GRANITE CITY — A compromise has been reached in the dispute over a railroad's plans to close Morrison Road.
Union Pacific declared its intention last year to close the Morrison Road crossing near Granite City in order to put in a switching yard for as many as four lines.
But Morrison Road was the primary access out of the Long Lake neighborhood commonly known as Tanktown, named after the large storage tanks that used to be seen along the roads. Without that crossing, residents will have to travel the long way around the L-shaped bend onto Lake Drive, which then changes its name to Breckenridge Lane before it reaches Pontoon Road.
Residents protested the railroad's plans, with more than 1,000 signatures on petitions and hearings before the Illinois Commerce Commission. City officials and fire chiefs from several area municipalities and fire districts testified that closing the road would cause delays in emergency-vehicle access and would make getting in and out of the neighborhood difficult, particularly when the roads are flooded.
But after the ICC hearings, Granite City Mayor Ed Hagnauer said a compromise was reached with Union Pacific.
"We had a sense on which way it was going to go," Hagnauer said. "At that time we thought it would be best to settle with them."
The compromise: a service road connecting Tanktown directly to Pontoon Road, parallel to the train tracks. The $2.3 million cost will be shared, with Union Pacific paying at least half.
The remainder will be split among Madison County, Granite City, Pontoon Beach, Nameoki Township and the state.
The ICC had not issued its final ruling. Union Pacific representatives could not be reached for comment.
The Madison County Board approved its $500,000 share at its meeting last month. Drainage improvement to lessen flooding also will be part of the plan, Hagnauer said.
"We think it was favorable for everybody," he said. "It's not everything that we wanted, but it gives the people there an access to Pontoon Road without being hindered by water."
Hagnauer said they met with neighbors and most were pleased with the idea. "I think the majority of people will be happy," he said.
Even if the road had been left open, Hagnauer said, the switching yard would have made life very difficult for residents. Recent changes in the law eliminated a requirement that railroads can only tie up an intersection for 15-20 minutes.
Now there is no limit, he said, so they could have blocked the road for 45 minutes to an hour or more.
"We didn't want the railroad to close (Morrison Road) because of safety issues, but when the railroad wants something, it's going to happen," said County Board member Helen Hawkins, who joined with the residents to lobby the ICC in 20 hours of hearings.
Resident Sue Archer, who helped organize the residents to protest the move, said they will be happy -- as long the road is built.

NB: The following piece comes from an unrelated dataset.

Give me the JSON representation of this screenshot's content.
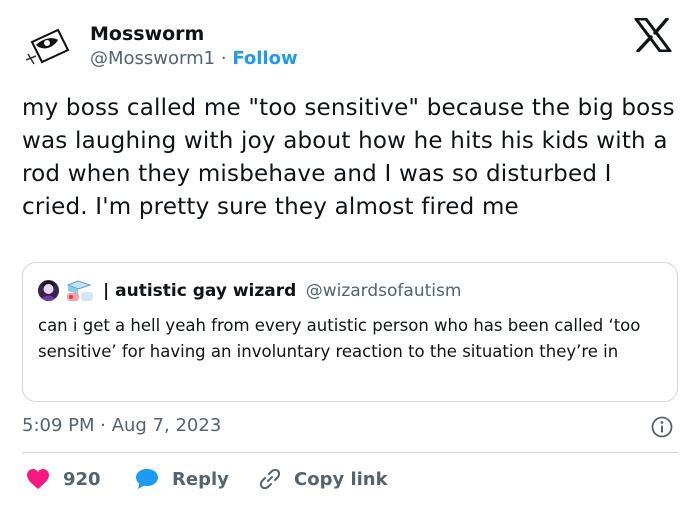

"We would love to have the overpass, but we'll be thankful for the road, if they'll put it in," Archer said. "We need another road to get out for safety. ... You have to be careful to pick your time to go down Breckenridge now."
The crossing is now closed, she said, and all the traffic that used to move on Morrison Road is now on Breckenridge, a narrow residential street with stop signs and potholes. The delivery trucks for Amvets Post 51 now travel along Breckenridge as well, Archer said, along with the construction traffic for the railroad.
"Everyone in Tanktown will be happy if they will get the road they've promised us," Archer said. "But it's just not right. Big companies like the railroad just don't care about the little people."
Dunstan pointed out that the railroad originally offered a settlement to Granite City, but Hagnauer held out for more money and a better solution even though the impacted residents largely live outside the city limits. "He went out of his way to work with the township. ... They could have taken the money and run," Dunstan said. "They wanted to make sure there is a second access in and out of that area."
Hagnauer said the assistance they received from the county, other municipal leaders and state Sen. Bill Haine, D-Alton, and Rep. Dan Beiser, D-Alton, helped get the money they needed, including the contribution from the state. "We all came together," he said.
Contact reporter Elizabeth Donald at firstname.lastname@example.org or 239-2507.